What are the symptoms of narcolepsy?
The symptoms of narcolepsy may be most apparent immediately following the condition’s onset and then may taper off after a few years. However, this is subject to change from individual to individual. Some of the most commonly experienced symptoms of narcolepsy include:
- Cataplexy: Those with type 1 narcolepsy also experience cataplexy, which is an abrupt loss of muscle tone. Cataplexy attacks can range from mild to severe - examples include a slack jaw or a complete full-body collapse. Episodes are usually induced by intense emotions, frequently positive ones, although negative emotions can trigger episodes as well. The frequency of these episodes varies widely from case to case.
- Daytime fatigue: Those with narcolepsy can fall asleep anywhere, with no prior warning. Excessive sleepiness during the day makes it difficult to function properly and is one of the first and most widespread signs of narcolepsy.
- Sleep paralysis: While not everyone who experiences sleep paralysis has narcolepsy, it is a common experience among those diagnosed with the condition. Sleep paralysis usually involves an inability to move or speak upon first waking in the morning or while falling asleep. Even though episodes are generally brief, they can be frightening for some individuals.
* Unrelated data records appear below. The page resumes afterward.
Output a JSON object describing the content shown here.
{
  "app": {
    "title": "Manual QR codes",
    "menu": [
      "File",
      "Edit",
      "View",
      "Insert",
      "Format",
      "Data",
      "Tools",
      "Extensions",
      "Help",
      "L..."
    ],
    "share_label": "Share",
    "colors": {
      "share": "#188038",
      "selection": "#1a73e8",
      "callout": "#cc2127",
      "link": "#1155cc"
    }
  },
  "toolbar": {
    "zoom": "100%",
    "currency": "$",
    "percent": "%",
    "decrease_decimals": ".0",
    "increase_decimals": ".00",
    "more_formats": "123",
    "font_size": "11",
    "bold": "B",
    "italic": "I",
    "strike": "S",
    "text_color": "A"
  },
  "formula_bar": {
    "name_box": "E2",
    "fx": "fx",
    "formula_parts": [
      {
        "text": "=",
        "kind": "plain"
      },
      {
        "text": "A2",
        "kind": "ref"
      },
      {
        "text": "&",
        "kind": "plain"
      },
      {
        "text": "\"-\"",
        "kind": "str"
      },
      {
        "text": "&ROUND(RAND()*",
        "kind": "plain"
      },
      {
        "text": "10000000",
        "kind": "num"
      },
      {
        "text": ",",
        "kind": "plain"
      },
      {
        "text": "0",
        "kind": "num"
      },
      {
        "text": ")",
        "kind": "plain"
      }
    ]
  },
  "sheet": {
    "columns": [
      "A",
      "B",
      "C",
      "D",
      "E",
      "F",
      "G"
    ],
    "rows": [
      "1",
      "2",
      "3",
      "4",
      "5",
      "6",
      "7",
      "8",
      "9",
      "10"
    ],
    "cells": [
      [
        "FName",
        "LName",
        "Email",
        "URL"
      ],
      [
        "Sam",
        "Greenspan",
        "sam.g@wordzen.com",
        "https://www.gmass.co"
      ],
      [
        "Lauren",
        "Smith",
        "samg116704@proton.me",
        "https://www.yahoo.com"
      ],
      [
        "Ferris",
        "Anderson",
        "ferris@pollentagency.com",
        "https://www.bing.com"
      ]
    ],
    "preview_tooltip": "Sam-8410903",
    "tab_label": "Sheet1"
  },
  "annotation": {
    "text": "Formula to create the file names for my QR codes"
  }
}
- Hallucinations: Sometimes, while waking up or falling asleep, people with narcolepsy experience hallucinations. Because the person is not fully asleep, they may experience dreams as reality, which may be scary.
- Alterations in rapid eye movement (REM) cycles: REM is when a person’s deep sleep occurs and when most dreaming happens. Those experiencing narcolepsy transition very quickly to REM sleep, altering their sleep cycles.
- Other conditions: It’s also fairly common for people diagnosed with narcolepsy to suffer from other sleep disorders, such as insomnia, restless leg, or obstructive sleep apnea.
Is narcolepsy dangerous?
Yes, it’s possible for narcolepsy to be dangerous. Some people with narcolepsy experience attacks while performing automatic actions, such as driving or writing, and may continue to perform these actions for the duration of an episode. When they awake, however, they’ve rarely performed the task at hand well.
As you can tell, this behavior is risky. If you experience an episode while driving, you’re much more likely to get into a car accident. Another example of a common daily activity that becomes dangerous with narcolepsy is cooking, as it involves working with heat and sharp objects. It’s important to properly understand and manage your condition in order to protect yourself and those around you.